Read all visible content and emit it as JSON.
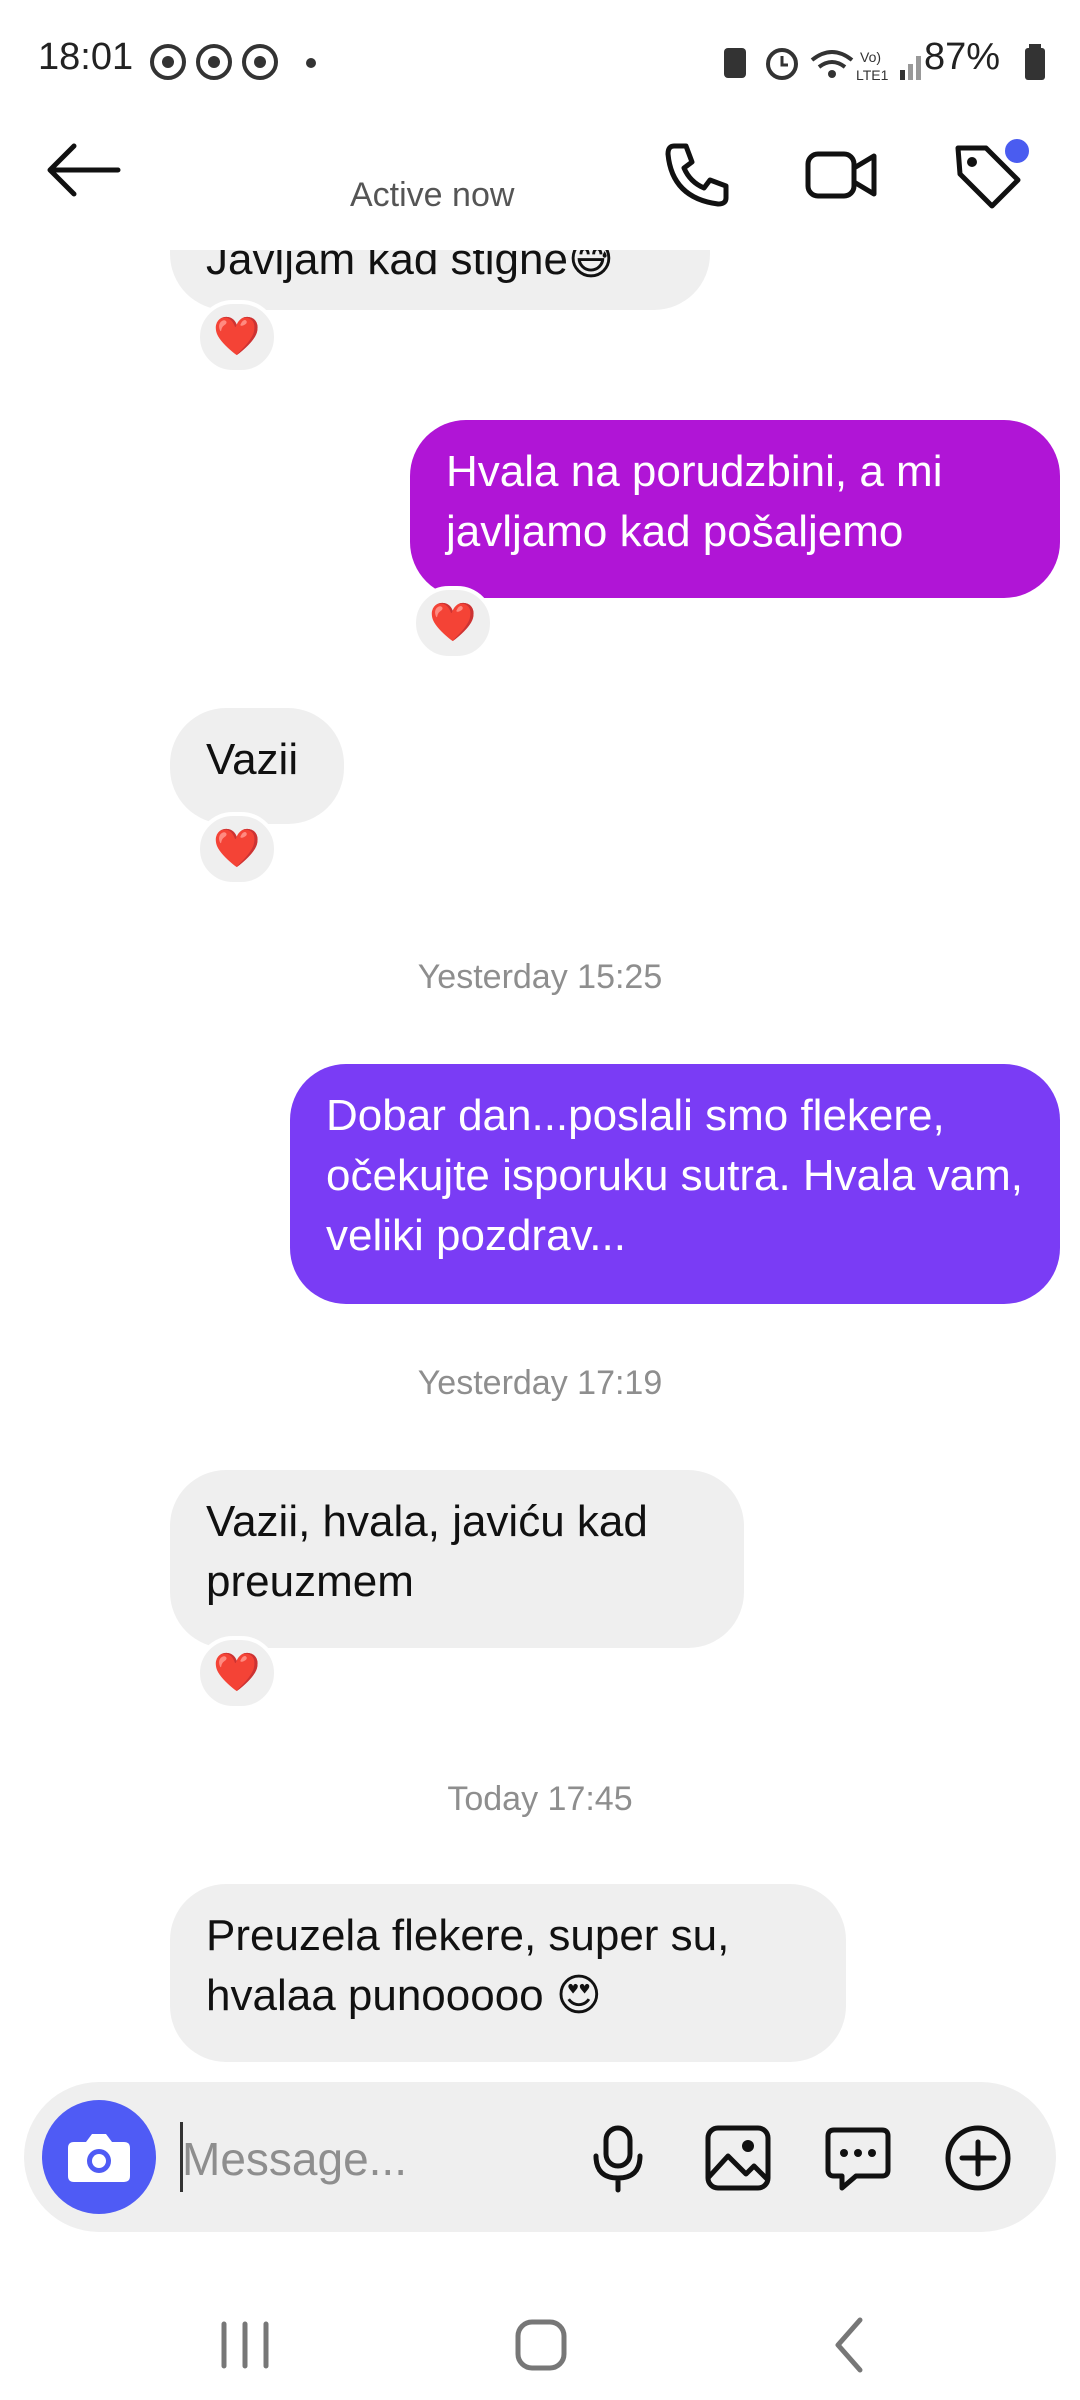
{
  "status_bar": {
    "time": "18:01",
    "battery": "87%"
  },
  "header": {
    "subtitle": "Active now"
  },
  "messages": [
    {
      "type": "incoming-partial",
      "text": "Javljam kad stigne😅",
      "reaction": "❤️"
    },
    {
      "type": "outgoing",
      "text": "Hvala na porudzbini,  a mi javljamo kad pošaljemo",
      "reaction": "❤️"
    },
    {
      "type": "incoming",
      "text": "Vazii",
      "reaction": "❤️"
    },
    {
      "type": "timestamp",
      "text": "Yesterday 15:25"
    },
    {
      "type": "outgoing",
      "text": "Dobar dan...poslali smo flekere, očekujte isporuku sutra. Hvala vam, veliki pozdrav..."
    },
    {
      "type": "timestamp",
      "text": "Yesterday 17:19"
    },
    {
      "type": "incoming",
      "text": "Vazii, hvala, javiću kad preuzmem",
      "reaction": "❤️"
    },
    {
      "type": "timestamp",
      "text": "Today 17:45"
    },
    {
      "type": "incoming",
      "text": "Preuzela flekere, super su, hvalaa punooooo 😍"
    }
  ],
  "composer": {
    "placeholder": "Message..."
  },
  "colors": {
    "bubble_out_1": "#b015d6",
    "bubble_out_2": "#7a3cf5",
    "bubble_in": "#efefef",
    "camera_button": "#4f5bf5",
    "notification_dot": "#4a5cf0"
  },
  "icons": [
    "back-arrow-icon",
    "phone-icon",
    "video-camera-icon",
    "tag-icon",
    "camera-icon",
    "microphone-icon",
    "image-icon",
    "sticker-icon",
    "plus-icon",
    "recent-apps-icon",
    "home-icon",
    "back-nav-icon"
  ]
}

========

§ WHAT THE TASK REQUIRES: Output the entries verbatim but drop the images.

§ TASK SOLUTION:
Read all visible content and emit it as JSON.
{
  "status_bar": {
    "time": "18:01",
    "battery": "87%"
  },
  "header": {
    "subtitle": "Active now"
  },
  "messages": [
    {
      "type": "incoming-partial",
      "text": "Javljam kad stigne😅",
      "reaction": "❤️"
    },
    {
      "type": "outgoing",
      "text": "Hvala na porudzbini,  a mi javljamo kad pošaljemo",
      "reaction": "❤️"
    },
    {
      "type": "incoming",
      "text": "Vazii",
      "reaction": "❤️"
    },
    {
      "type": "timestamp",
      "text": "Yesterday 15:25"
    },
    {
      "type": "outgoing",
      "text": "Dobar dan...poslali smo flekere, očekujte isporuku sutra. Hvala vam, veliki pozdrav..."
    },
    {
      "type": "timestamp",
      "text": "Yesterday 17:19"
    },
    {
      "type": "incoming",
      "text": "Vazii, hvala, javiću kad preuzmem",
      "reaction": "❤️"
    },
    {
      "type": "timestamp",
      "text": "Today 17:45"
    },
    {
      "type": "incoming",
      "text": "Preuzela flekere, super su, hvalaa punooooo 😍"
    }
  ],
  "composer": {
    "placeholder": "Message..."
  },
  "colors": {
    "bubble_out_1": "#b015d6",
    "bubble_out_2": "#7a3cf5",
    "bubble_in": "#efefef",
    "camera_button": "#4f5bf5",
    "notification_dot": "#4a5cf0"
  },
  "icons": [
    "back-arrow-icon",
    "phone-icon",
    "video-camera-icon",
    "tag-icon",
    "camera-icon",
    "microphone-icon",
    "image-icon",
    "sticker-icon",
    "plus-icon",
    "recent-apps-icon",
    "home-icon",
    "back-nav-icon"
  ]
}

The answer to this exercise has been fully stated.